LUKOIL is just about the only Russian company ever to have made a visibile impact on the American market; there are LUKOIL gas stations in some American cities. Perhaps it’s not suprising then that the next target on the Kremlin’s hit list for nationalization of energy resources is LUKOIL, following the obliteration of YUKOS and the sending of Mikhail Khodorkovsky to Siberia. First, with YUKOS, the Kremlin tested its ability to use trumped-up tax charges. Now, it is trying out the environmental club. First the Kremlin acted punitively, now preemptively. The New York Times reports:
In a sign of continuing turmoil in the Russian oil industry, the government threatened on Monday to revoke oil field licenses held by the country’s largest private energy concern, Lukoil.
The action affected 19 of 406 licenses owned by Lukoil, a company that is 20 percent owned by ConocoPhillips of the United States. Lukoil said in a statement that it expected to resolve the complaints soon, and analysts agreed that was likely.
Still, the enforcement action was significant because the same environmental regulator who is behind it suspended a permit last month for a $22 billion project operated by Royal Dutch Shell on Sakhalin Island. That regulator, Oleg L. Mitvol, deputy director of the environmental agency Rosprirodnadzor, has become a closely watched figure by Moscow energy analysts.
Mr. Mitvol vowed that he would eventually inspect all energy companies working in Russia. In the politically tinged atmosphere of Russian energy politics, that statement seemed intended to counter criticism from diplomats and oil analysts that Mr. Mitvol had selectively enforced the rules against Shell. Mr. Mitvol said he would even inspect Rosneft and Gazprom, the state-controlled energy companies.
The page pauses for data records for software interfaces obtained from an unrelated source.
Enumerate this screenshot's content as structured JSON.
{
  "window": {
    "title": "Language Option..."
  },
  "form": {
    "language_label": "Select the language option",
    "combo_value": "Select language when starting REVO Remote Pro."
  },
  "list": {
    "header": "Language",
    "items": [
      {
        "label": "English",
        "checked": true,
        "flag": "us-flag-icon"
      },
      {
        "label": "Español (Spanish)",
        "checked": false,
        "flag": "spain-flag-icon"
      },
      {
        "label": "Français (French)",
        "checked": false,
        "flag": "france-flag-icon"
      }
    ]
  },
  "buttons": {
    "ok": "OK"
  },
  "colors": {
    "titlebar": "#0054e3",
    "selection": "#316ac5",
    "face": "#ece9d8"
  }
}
He said he had no specific date to inspect Gazprom, but would do so “before I leave this job.”
Mr. Mitvol said on Monday that he had given prosecutors evidence that Lukoil failed to explore or drill in the 19 fields according to the timelines laid out in the licenses.
“No action, no taxes, no jobs,” he said of Lukoil’s alleged failures at the sites in the Komi region, a district that straddles the Arctic Circle almost directly north of Moscow. “If a company doesn’t have the money, isn’t in the mood, or doesn’t have the desire to develop a field, they should return it to the state,” Mr. Mitvol said at a news conference. “We will pass all our evidence to the prosecutors.”
It was unclear why Mr. Mitvol was pressing this issue because his agency is not directly responsible for energy licensing issues.
If followed up, Mr. Mitvol’s latest charges could take a chip out of Lukoil by stripping it of licenses and further the process of nationalizing Russia’s energy industry that began with the Yukos affair in 2003.
Yukos is now in liquidation after the government demanded billions of dollars in back taxes. Its founder, Mikhail B. Khodorkovsky, who was a political opponent of President Vladimir V. Putin, is serving eight years in prison for fraud and tax evasion.
Lukoil pumped 1.4 million barrels of oil a day in 2005. The company, which has operations in Iran, Iraq, Saudi Arabia and Venezuela, earned $2.2 billion in the second quarter of 2006.
At home, Lukoil was seen as a company loyal to the Kremlin, or at least careful to keep a low political profile; its chief executive, Vagit Y. Alekperov, has reportedly kept a photograph of President Putin on his desk.
Still, Lukoil, as are most oil companies in Russia, is vulnerable on environmental issues. It was responsible for the largest oil spill in recent Russian history, when pipe ruptures caused by corrosion leaked about one million barrels of crude onto the tundra in the Komi region in 1994.
After a tour of Lukoil drilling sites in the region, Mr. Mitvol levied a number of accusations. Mr. Mitvol visited the village of Ust-Usa, where he said inhabitants told him of “black ice” in a local river, which he described as ice floes colored black from oil spills upstream. Mr. Mitvol said he also found a Lukoil drilling rig in a national forest and tundra still contaminated by the 1994 spill.